  • When leaving a group, each person must be bid farewell individually.
  • Shaking hands is common, especially in the large cities among the more educated who are accustomed to dealing with westerners.
  • Men may shake hands with other men and women may shake hands with other women; however there are seldom handshakes between men and women because of religious beliefs. If you are uncertain, wait for them to extend their hand.

Naming Conventions

Indian names vary based upon religion, social class, and region of the country. The following are some basic guidelines to understanding the naming conventions:

  • In the north, many people have both a given name and a surname.
  • In the south, surnames are less common and a person generally uses the initial of their father’s name in front of their own name.
  • The man’s formal name is their name “s/o” (son of) and the father’s name. Women use “d/o” to refer to themselves as the daughter of their father.
  • At marriage, women drop their father’s name and use their first name with their husband’s first name as a sort of surname.

  • Many Muslims do not have surnames. Instead, men add the father’s name to their own name with the connector 'bin'. So, Abdullah bin Ahmed is Abdullah the son of Ahmad.
  • Women use the connector 'binti'.
  • The title Hajji (m) or Hajjah (f) before the name indicates the person has made their pilgrimage to Mecca.

  • Sikhs all use the name Singh. It is either adopted as a surname or as a connector name to the surname.

Gift Giving Etiquette
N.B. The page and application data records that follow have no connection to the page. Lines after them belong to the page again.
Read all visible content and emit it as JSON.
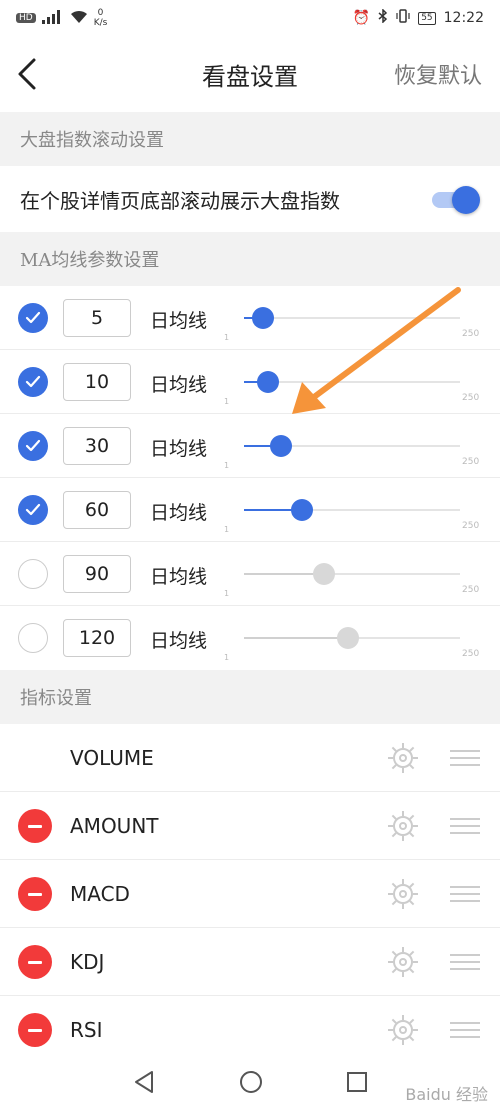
{
  "status": {
    "net_badge": "HD",
    "signal": "⁴⁶",
    "speed_value": "0",
    "speed_unit": "K/s",
    "battery": "55",
    "time": "12:22"
  },
  "header": {
    "title": "看盘设置",
    "reset_label": "恢复默认"
  },
  "market_section": {
    "title": "大盘指数滚动设置",
    "toggle_label": "在个股详情页底部滚动展示大盘指数",
    "toggle_on": true
  },
  "ma_section": {
    "title": "MA均线参数设置",
    "unit_label": "日均线",
    "min": "1",
    "max": "250",
    "rows": [
      {
        "period": "5",
        "checked": true,
        "slider_fraction": 0.09
      },
      {
        "period": "10",
        "checked": true,
        "slider_fraction": 0.11
      },
      {
        "period": "30",
        "checked": true,
        "slider_fraction": 0.17
      },
      {
        "period": "60",
        "checked": true,
        "slider_fraction": 0.27
      },
      {
        "period": "90",
        "checked": false,
        "slider_fraction": 0.37
      },
      {
        "period": "120",
        "checked": false,
        "slider_fraction": 0.48
      }
    ]
  },
  "indicator_section": {
    "title": "指标设置",
    "items": [
      {
        "name": "VOLUME",
        "removable": false
      },
      {
        "name": "AMOUNT",
        "removable": true
      },
      {
        "name": "MACD",
        "removable": true
      },
      {
        "name": "KDJ",
        "removable": true
      },
      {
        "name": "RSI",
        "removable": true
      }
    ]
  },
  "colors": {
    "accent": "#3a6fe0",
    "danger": "#f23a3a",
    "annotation_arrow": "#f5943a"
  },
  "watermark": "Baidu 经验"
}
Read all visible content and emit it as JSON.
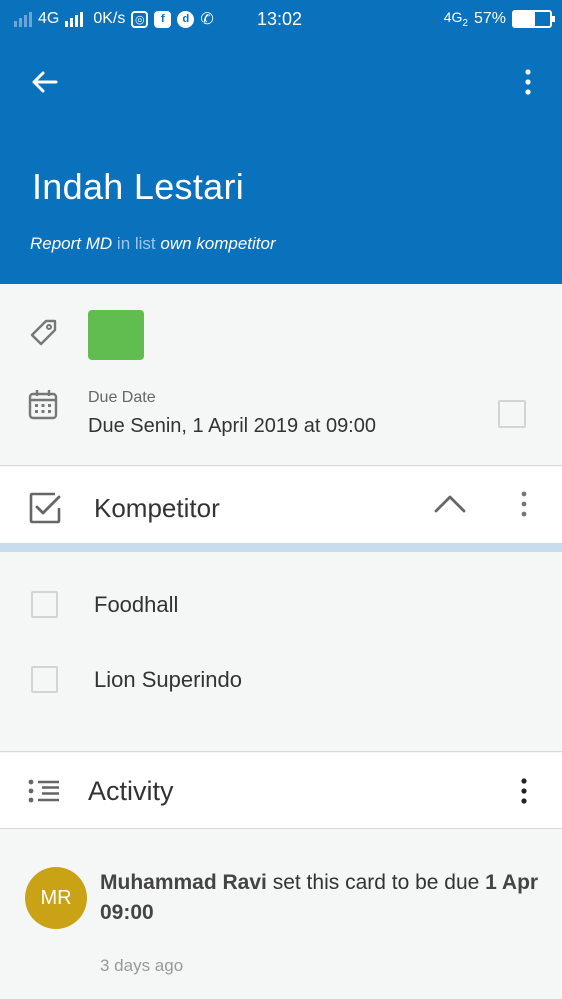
{
  "status_bar": {
    "network": "4G",
    "speed": "0K/s",
    "time": "13:02",
    "network_right": "4G",
    "network_right_sub": "2",
    "battery_percent": "57%",
    "battery_level": 0.57
  },
  "header": {
    "title": "Indah Lestari",
    "board": "Report MD",
    "in_list_text": " in list ",
    "list": "own kompetitor",
    "background_color": "#0a72bd"
  },
  "labels": {
    "chip_color": "#61bd4f"
  },
  "due": {
    "label": "Due Date",
    "value": "Due Senin, 1 April 2019 at 09:00"
  },
  "checklist": {
    "title": "Kompetitor",
    "items": [
      {
        "text": "Foodhall",
        "checked": false
      },
      {
        "text": "Lion Superindo",
        "checked": false
      }
    ]
  },
  "activity": {
    "title": "Activity",
    "entries": [
      {
        "avatar_initials": "MR",
        "avatar_color": "#c9a215",
        "user": "Muhammad Ravi",
        "action": " set this card to be due ",
        "due_part1": "1 Apr",
        "due_part2": "09:00",
        "time": "3 days ago"
      }
    ]
  }
}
  • Indians believe that giving gifts eases the transition into the next life.
  • Gifts of cash are given to friends and members of the extended family to celebrate life events such as birth, death and marriage.
  • It is not the value of the gift, but the sincerity with which it is given, that is important to the recipient.
  • If invited to an Indian's home for a meal, it is not necessary to bring a gift, although one will not be turned down.
  • Do not give frangipani or white flowers as they are used at funerals.
  • Yellow, green and red are lucky colours, so try to use them to wrap gifts.
  • A gift from a man should be said to come from both he and his wife/mother/sister or some other female relative.
  • Hindus should not be given gifts made of leather.
  • Muslims should not be given gifts made of pigskin or alcoholic products.
  • Gifts are not opened when received.

Dining Etiquette
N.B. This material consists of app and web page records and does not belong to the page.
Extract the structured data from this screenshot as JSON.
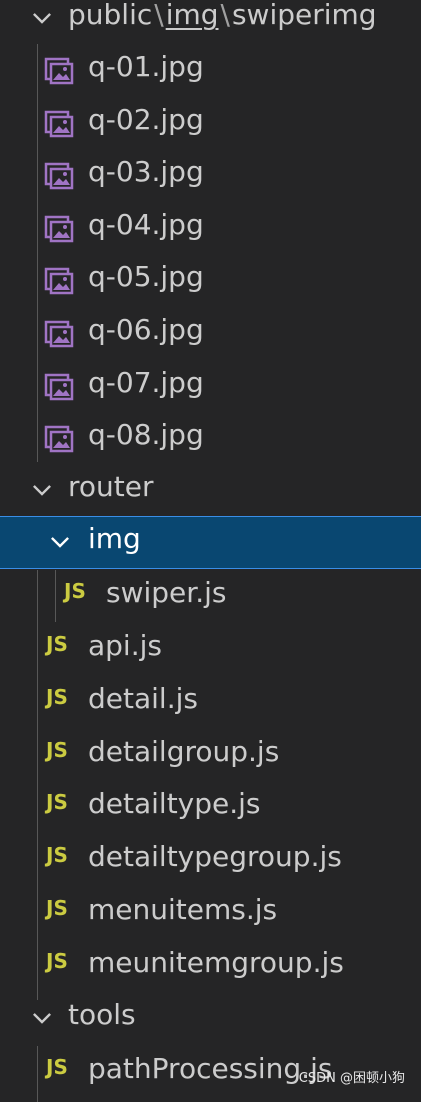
{
  "header": {
    "seg1": "public",
    "sep": "\\",
    "seg2": "img",
    "seg3": "swiperimg"
  },
  "swiperimg_files": [
    "q-01.jpg",
    "q-02.jpg",
    "q-03.jpg",
    "q-04.jpg",
    "q-05.jpg",
    "q-06.jpg",
    "q-07.jpg",
    "q-08.jpg"
  ],
  "router": {
    "label": "router",
    "img_folder": "img",
    "img_files": [
      "swiper.js"
    ],
    "files": [
      "api.js",
      "detail.js",
      "detailgroup.js",
      "detailtype.js",
      "detailtypegroup.js",
      "menuitems.js",
      "meunitemgroup.js"
    ]
  },
  "tools": {
    "label": "tools",
    "files": [
      "pathProcessing.js"
    ]
  },
  "js_icon_text": "JS",
  "watermark": "CSDN @困顿小狗",
  "colors": {
    "background": "#252526",
    "selected_bg": "#094771",
    "selected_border": "#3a8ee6",
    "js_icon": "#cbcb41",
    "image_icon": "#a074c4"
  }
}
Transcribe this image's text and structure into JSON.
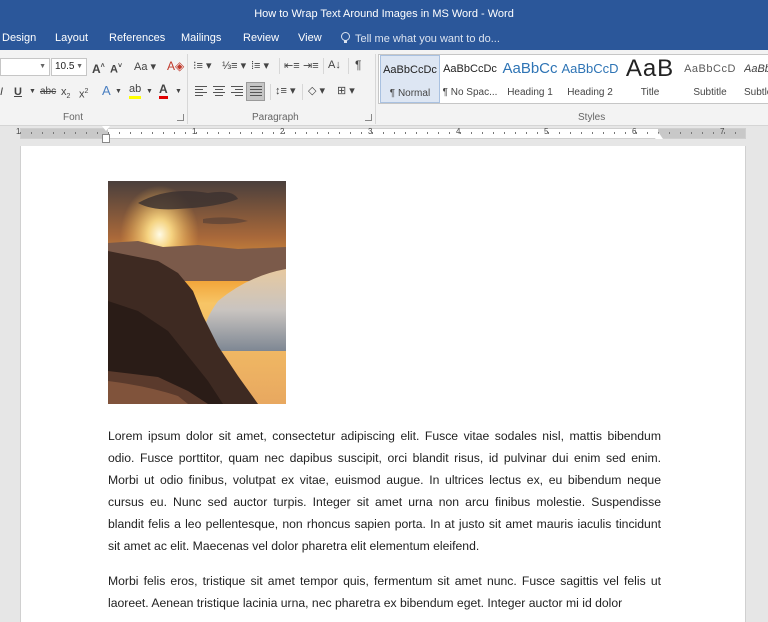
{
  "window": {
    "title": "How to Wrap Text Around Images in MS Word - Word"
  },
  "tabs": [
    "Design",
    "Layout",
    "References",
    "Mailings",
    "Review",
    "View"
  ],
  "tell_me": "Tell me what you want to do...",
  "font": {
    "size": "10.5",
    "group_label": "Font"
  },
  "paragraph": {
    "group_label": "Paragraph"
  },
  "styles": {
    "group_label": "Styles",
    "items": [
      {
        "sample": "AaBbCcDc",
        "name": "¶ Normal"
      },
      {
        "sample": "AaBbCcDc",
        "name": "¶ No Spac..."
      },
      {
        "sample": "AaBbCc",
        "name": "Heading 1"
      },
      {
        "sample": "AaBbCcD",
        "name": "Heading 2"
      },
      {
        "sample": "AaB",
        "name": "Title"
      },
      {
        "sample": "AaBbCcD",
        "name": "Subtitle"
      },
      {
        "sample": "AaBbC",
        "name": "Subtle"
      }
    ]
  },
  "ruler": {
    "numbers": [
      "1",
      "1",
      "2",
      "3",
      "4",
      "5",
      "6",
      "7"
    ]
  },
  "document": {
    "paragraphs": [
      "Lorem ipsum dolor sit amet, consectetur adipiscing elit. Fusce vitae sodales nisl, mattis bibendum odio. Fusce porttitor, quam nec dapibus suscipit, orci blandit risus, id pulvinar dui enim sed enim. Morbi ut odio finibus, volutpat ex vitae, euismod augue. In ultrices lectus ex, eu bibendum neque cursus eu. Nunc sed auctor turpis. Integer sit amet urna non arcu finibus molestie. Suspendisse blandit felis a leo pellentesque, non rhoncus sapien porta. In at justo sit amet mauris iaculis tincidunt sit amet ac elit. Maecenas vel dolor pharetra elit elementum eleifend.",
      "Morbi felis eros, tristique sit amet tempor quis, fermentum sit amet nunc. Fusce sagittis vel felis ut laoreet. Aenean tristique lacinia urna, nec pharetra ex bibendum eget. Integer auctor mi id dolor"
    ]
  },
  "colors": {
    "title_bar": "#2b579a",
    "highlight": "#ffff00",
    "font_color": "#e00000"
  }
}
  • Indians entertain in their homes, restaurants, private clubs, or other public venues, depending upon the occasion and circumstances.
  • Although Indians are not always punctual themselves, they expect foreigners to arrive close to the appointed time.
  • Take off your shoes before entering the house.
  • Dress modestly and conservatively.
  • Politely turn down the first offer of tea, coffee, or snacks. You will be asked again and again. Saying no to the first invitation is part of the protocol.

There are diverse dietary restrictions in India, and these may affect the foods that are served:

  • Hindus do not eat beef and many are vegetarians.
  • Muslims do not eat pork or drink alcohol.
  • Sikhs do not eat beef.
  • Lamb, chicken, and fish are the most commonly served main courses for non-vegetarian meals as they avoid the meat restrictions of the religious groups.

Table manners are somewhat formal, but this formality is tempered by the religious beliefs of the various groups.

  • Much Indian food is eaten with the fingers.
  • Wait to be told where to sit.
  • If utensils are used, they are generally a tablespoon and a fork.
  • Guests are often served in a particular order: the guest of honour is served first, followed by the men, and the children are served last. Women typically serve the men and eat later.
  • You may be asked to wash your hands before and after sitting down to a meal.
  • Always use your right hand to eat, whether you are using utensils or your fingers.
  • In some situations food may be put on your plate for you, while in other situations you may be allowed to serve yourself from a communal bowl.
  • Leaving a small amount of food on your plate indicates that you are satisfied. Finishing all your food means that you are still hungry.